“I immediately got on the phone to call her because I knew she would have an impact right away,” Levin said. “That’s exactly what happened. Even before she showed up I told her she potentially could be the most prolific offensive player to ever play at UMSL and I think that’s case.
“Everything she’s done, she’s earned it.”
Butler will leave UMSL as one of the best players in school history. She was an honorable mention All-American last season and three times has been selected first-team All-Midwest Region and first team All-Great Lakes Valley Conference.
Her 3.52 grade-point average has helped her earn All-Academic honors as well in both the conference and district.
“That’s all attributed to the work she’s put in,” Levin said. “From a young age she’s been taught pretty well by her dad, who’s a teacher of the game. She developed that work ethic as a young player and continued to develop it through her college years.”
Along with a trail of power hitting has been the steady reminder of pain thanks to a right kneecap that slides in and out of place on a fairly regular basis. The kneecap popped out in a recent game against Bellarmine, leading to more discomfort.
The bothersome knee has slowed down her power totals — she hasn’t homered in 11 games — but not her will to squeeze every ounce of effort out of her senior season.
“I let it rest and get it back to normal before I go and play 100 percent,” said Butler, who gets her knee taped and also wears a brace for extra support. “It’s my senior year so there’s nothing going to stop me. I only have so many more left. A lof of the strength and conditioning have helped me strengthen my legs up.”
Giving something back
Levin said Butler and star junior pitcher Hannah Perryman (29-3, 1.13 ERA), a finalist for national Division II Player of the Year, have helped set the tone for the team’s younger players along with senior catcher Madison Zbaraschuk and senior outfielder Katie Rutledge.
“When you get a couple people like that, that have been around the culture of winning, young people start to see that and it carries over,” Levin said. “The example that Brianna has set has been a prime example for young players.”
UMSL has two other metro-east players on the team in senior pitcher Brittni Chapman from Belleville East (17-3, 2.65 ERA) and sophomore pitcher Kelsey Bailey from Triad (1-0, 2.26 ERA).
Butler isn’t keeping all this softball knowledge and experience to herself. She has been active as a summer coach with the Collinsville Extreme 12-under travel team and plans on becoming a teacher and coach once she graduates.
That being said, she would like to postpone the end of her playing career for as long as possible.
“Softball’s been my world for the past 12 years,” she said. “It’s going to be extremely hard for me to adjust to a normal life.

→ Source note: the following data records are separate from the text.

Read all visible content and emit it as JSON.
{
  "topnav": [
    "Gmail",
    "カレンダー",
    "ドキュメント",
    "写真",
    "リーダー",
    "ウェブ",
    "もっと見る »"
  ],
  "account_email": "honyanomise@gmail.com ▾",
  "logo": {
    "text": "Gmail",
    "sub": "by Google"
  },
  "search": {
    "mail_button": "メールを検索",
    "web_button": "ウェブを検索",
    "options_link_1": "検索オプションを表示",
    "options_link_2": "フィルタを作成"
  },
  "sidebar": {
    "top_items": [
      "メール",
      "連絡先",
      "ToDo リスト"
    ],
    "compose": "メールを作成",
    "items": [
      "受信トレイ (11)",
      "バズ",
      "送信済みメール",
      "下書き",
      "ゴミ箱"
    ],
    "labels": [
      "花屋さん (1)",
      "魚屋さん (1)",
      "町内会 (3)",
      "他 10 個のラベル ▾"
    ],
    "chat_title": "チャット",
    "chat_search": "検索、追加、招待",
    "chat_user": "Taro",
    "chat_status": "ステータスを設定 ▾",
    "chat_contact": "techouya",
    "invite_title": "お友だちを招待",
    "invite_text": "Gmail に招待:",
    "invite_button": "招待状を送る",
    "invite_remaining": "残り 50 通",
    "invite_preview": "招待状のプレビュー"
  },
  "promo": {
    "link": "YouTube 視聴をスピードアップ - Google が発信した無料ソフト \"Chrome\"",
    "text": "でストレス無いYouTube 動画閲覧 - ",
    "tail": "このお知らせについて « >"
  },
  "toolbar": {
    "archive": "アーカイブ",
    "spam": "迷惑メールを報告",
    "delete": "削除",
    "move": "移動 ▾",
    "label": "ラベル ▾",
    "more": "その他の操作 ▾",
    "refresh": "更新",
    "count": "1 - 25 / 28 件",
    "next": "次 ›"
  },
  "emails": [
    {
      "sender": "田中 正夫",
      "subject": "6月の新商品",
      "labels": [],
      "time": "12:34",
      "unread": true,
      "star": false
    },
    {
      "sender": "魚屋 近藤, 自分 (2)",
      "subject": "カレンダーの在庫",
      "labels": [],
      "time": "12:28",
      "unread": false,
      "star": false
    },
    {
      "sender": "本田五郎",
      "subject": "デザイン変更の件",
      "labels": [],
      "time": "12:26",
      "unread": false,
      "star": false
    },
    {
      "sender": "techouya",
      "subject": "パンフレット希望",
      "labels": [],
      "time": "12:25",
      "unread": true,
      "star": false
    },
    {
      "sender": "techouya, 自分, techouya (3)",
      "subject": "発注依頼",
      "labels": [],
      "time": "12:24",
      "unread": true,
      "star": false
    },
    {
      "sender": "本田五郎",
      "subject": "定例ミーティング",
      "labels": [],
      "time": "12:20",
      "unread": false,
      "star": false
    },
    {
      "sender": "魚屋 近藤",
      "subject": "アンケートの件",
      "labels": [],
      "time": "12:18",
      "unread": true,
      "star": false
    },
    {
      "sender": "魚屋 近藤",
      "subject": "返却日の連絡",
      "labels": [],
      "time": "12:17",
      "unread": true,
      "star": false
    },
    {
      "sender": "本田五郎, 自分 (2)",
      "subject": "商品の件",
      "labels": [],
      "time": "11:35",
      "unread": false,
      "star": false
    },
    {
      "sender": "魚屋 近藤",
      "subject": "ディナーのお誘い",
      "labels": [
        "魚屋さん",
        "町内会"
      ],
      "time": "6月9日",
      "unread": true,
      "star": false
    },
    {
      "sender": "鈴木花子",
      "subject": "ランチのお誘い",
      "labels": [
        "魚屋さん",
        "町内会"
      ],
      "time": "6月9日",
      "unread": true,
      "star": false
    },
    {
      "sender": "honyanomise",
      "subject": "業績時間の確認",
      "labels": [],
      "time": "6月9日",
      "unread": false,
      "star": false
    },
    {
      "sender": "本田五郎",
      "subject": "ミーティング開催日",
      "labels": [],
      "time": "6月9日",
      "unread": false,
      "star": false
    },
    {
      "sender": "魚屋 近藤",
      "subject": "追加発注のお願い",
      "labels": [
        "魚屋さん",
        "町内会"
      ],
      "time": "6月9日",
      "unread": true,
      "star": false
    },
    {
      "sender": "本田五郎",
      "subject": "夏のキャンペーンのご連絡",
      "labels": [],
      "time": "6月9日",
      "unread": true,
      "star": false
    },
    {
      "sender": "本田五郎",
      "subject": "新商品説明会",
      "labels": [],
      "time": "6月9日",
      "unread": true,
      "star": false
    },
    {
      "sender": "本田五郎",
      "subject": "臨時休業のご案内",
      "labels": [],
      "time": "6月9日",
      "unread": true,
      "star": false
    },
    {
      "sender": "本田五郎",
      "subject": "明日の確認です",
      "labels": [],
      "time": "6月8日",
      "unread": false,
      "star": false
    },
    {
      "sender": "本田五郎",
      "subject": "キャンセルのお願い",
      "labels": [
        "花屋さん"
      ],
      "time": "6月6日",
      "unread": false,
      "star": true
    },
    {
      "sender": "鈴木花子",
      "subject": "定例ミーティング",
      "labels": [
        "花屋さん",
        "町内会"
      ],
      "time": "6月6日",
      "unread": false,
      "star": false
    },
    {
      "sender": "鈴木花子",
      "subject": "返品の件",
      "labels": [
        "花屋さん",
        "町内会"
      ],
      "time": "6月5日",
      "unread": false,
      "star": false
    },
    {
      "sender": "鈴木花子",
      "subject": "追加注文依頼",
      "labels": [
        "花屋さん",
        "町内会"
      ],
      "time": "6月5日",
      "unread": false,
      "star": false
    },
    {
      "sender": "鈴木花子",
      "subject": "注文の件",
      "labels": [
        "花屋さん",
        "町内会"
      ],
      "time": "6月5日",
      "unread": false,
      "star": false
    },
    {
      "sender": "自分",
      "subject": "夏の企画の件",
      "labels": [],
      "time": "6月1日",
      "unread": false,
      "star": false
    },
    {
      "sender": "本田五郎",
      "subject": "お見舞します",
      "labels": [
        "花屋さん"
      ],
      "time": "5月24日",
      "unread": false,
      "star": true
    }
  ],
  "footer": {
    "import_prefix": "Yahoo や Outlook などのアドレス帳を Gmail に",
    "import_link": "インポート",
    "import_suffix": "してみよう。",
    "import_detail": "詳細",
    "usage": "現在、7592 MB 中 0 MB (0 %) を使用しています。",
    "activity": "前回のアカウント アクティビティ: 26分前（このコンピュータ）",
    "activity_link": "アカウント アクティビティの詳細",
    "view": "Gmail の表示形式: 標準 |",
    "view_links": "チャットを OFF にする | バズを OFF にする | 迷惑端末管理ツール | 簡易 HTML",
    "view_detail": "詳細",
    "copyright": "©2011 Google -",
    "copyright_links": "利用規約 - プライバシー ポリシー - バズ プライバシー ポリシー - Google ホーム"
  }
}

Every summer has been softball, I practice every day and do something softball-related every day. I’m going to have way too much free time, but I’m sure I’ll stay busy with coaching and everything else.”
Brianna Butler’s career